* _DATA SHOWN_:
Start of Block
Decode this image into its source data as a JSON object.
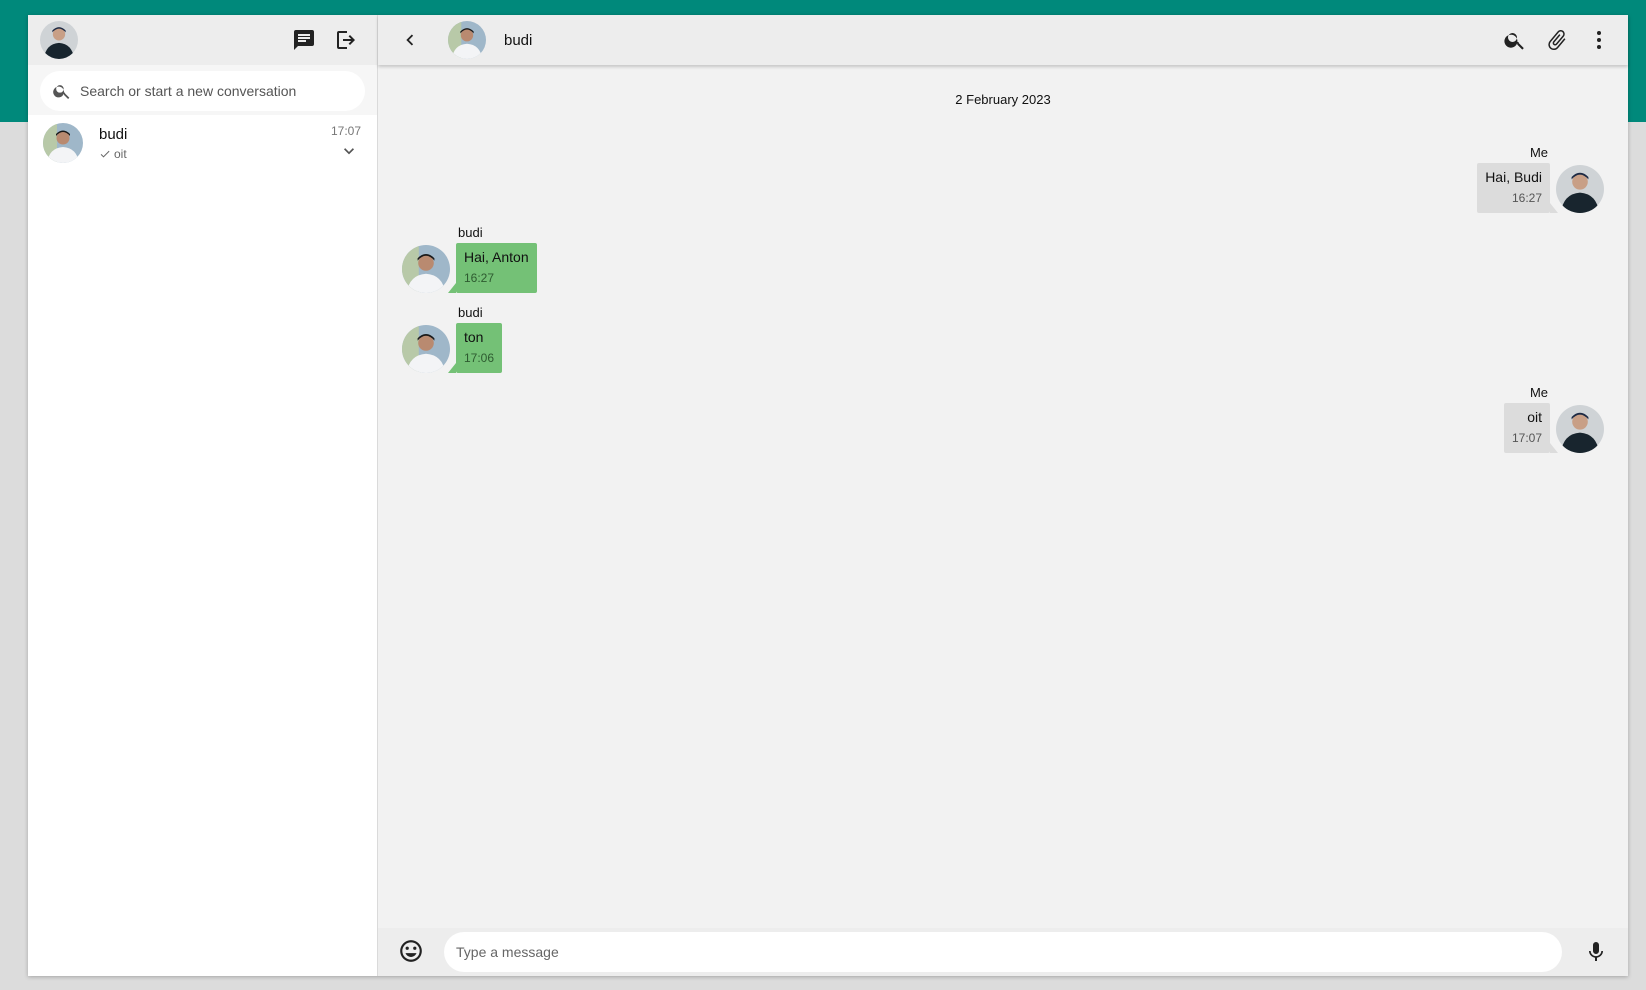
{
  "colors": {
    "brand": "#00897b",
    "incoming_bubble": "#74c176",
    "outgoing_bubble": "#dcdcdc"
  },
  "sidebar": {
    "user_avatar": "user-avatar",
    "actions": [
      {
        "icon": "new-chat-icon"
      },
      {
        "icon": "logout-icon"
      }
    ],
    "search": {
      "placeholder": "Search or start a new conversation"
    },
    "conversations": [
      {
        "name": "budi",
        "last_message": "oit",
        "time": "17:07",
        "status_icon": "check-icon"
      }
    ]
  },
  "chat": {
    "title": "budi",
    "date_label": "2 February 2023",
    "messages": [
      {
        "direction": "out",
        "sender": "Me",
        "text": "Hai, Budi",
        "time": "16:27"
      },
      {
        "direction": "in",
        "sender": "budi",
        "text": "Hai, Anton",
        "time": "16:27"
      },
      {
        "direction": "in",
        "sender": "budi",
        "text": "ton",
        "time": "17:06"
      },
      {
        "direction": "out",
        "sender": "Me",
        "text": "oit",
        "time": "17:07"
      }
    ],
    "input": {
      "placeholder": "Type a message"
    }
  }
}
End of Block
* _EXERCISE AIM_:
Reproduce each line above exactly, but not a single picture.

* _RESULT FOR THIS TASK_:
Decode this image into its source data as a JSON object.
{
  "colors": {
    "brand": "#00897b",
    "incoming_bubble": "#74c176",
    "outgoing_bubble": "#dcdcdc"
  },
  "sidebar": {
    "user_avatar": "user-avatar",
    "actions": [
      {
        "icon": "new-chat-icon"
      },
      {
        "icon": "logout-icon"
      }
    ],
    "search": {
      "placeholder": "Search or start a new conversation"
    },
    "conversations": [
      {
        "name": "budi",
        "last_message": "oit",
        "time": "17:07",
        "status_icon": "check-icon"
      }
    ]
  },
  "chat": {
    "title": "budi",
    "date_label": "2 February 2023",
    "messages": [
      {
        "direction": "out",
        "sender": "Me",
        "text": "Hai, Budi",
        "time": "16:27"
      },
      {
        "direction": "in",
        "sender": "budi",
        "text": "Hai, Anton",
        "time": "16:27"
      },
      {
        "direction": "in",
        "sender": "budi",
        "text": "ton",
        "time": "17:06"
      },
      {
        "direction": "out",
        "sender": "Me",
        "text": "oit",
        "time": "17:07"
      }
    ],
    "input": {
      "placeholder": "Type a message"
    }
  }
}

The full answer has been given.